━━ Dataset ━━
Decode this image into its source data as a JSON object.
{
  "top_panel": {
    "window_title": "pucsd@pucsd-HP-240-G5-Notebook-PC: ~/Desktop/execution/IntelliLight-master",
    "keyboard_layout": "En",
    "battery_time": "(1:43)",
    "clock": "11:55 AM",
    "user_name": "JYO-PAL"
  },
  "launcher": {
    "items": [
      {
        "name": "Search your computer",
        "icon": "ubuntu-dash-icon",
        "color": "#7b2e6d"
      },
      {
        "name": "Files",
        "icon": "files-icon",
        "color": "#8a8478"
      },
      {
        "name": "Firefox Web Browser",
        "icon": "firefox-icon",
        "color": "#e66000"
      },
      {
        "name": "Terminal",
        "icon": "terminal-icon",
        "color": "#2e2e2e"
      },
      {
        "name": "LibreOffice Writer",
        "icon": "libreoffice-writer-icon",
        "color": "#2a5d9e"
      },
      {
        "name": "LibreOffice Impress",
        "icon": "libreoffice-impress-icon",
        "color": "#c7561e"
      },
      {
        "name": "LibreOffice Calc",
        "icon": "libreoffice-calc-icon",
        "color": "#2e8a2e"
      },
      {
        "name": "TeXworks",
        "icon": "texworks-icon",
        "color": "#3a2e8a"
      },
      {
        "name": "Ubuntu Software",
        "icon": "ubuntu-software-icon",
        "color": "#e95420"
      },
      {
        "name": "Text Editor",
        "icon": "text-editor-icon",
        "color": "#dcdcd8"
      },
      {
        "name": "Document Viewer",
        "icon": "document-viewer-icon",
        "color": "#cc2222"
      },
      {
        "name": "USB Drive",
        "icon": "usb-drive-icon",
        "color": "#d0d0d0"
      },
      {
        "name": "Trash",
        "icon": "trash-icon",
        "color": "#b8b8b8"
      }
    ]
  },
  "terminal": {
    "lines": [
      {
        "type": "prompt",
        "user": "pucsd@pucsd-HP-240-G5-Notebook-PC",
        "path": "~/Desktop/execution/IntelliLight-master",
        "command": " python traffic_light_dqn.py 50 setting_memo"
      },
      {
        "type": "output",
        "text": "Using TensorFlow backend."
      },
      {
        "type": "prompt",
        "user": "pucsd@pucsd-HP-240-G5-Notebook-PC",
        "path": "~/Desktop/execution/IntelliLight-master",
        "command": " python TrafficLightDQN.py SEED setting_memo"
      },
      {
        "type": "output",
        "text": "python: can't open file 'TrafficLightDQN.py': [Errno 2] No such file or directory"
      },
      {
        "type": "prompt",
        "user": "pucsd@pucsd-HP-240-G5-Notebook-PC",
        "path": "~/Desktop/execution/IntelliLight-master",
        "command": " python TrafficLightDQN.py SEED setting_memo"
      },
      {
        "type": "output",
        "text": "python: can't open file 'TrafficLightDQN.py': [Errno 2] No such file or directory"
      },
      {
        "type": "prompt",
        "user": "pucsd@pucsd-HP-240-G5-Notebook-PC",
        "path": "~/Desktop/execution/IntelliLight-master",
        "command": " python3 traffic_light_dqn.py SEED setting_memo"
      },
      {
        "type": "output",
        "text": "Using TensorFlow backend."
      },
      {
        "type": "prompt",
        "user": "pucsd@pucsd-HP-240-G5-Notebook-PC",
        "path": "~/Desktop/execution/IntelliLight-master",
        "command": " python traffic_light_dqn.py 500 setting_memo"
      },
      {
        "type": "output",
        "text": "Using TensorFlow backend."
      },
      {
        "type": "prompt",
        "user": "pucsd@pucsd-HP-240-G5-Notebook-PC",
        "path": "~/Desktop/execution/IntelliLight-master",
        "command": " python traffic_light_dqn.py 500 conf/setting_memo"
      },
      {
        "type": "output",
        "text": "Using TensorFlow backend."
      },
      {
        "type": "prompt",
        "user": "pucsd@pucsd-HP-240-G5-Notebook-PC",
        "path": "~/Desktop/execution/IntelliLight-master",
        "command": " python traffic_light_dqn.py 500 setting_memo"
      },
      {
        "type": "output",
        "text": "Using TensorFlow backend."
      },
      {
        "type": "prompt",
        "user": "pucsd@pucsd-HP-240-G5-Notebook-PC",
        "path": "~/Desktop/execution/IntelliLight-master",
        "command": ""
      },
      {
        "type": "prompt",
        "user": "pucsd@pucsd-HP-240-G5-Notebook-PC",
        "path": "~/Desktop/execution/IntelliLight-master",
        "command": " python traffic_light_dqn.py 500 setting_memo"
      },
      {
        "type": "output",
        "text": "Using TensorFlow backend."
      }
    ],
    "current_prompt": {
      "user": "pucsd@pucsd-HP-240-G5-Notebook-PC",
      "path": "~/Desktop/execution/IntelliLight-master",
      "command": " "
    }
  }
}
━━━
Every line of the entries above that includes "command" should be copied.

Solution:
        "command": " python traffic_light_dqn.py 50 setting_memo"
        "command": " python TrafficLightDQN.py SEED setting_memo"
        "command": " python TrafficLightDQN.py SEED setting_memo"
        "command": " python3 traffic_light_dqn.py SEED setting_memo"
        "command": " python traffic_light_dqn.py 500 setting_memo"
        "command": " python traffic_light_dqn.py 500 conf/setting_memo"
        "command": " python traffic_light_dqn.py 500 setting_memo"
        "command": ""
        "command": " python traffic_light_dqn.py 500 setting_memo"
      "command": " "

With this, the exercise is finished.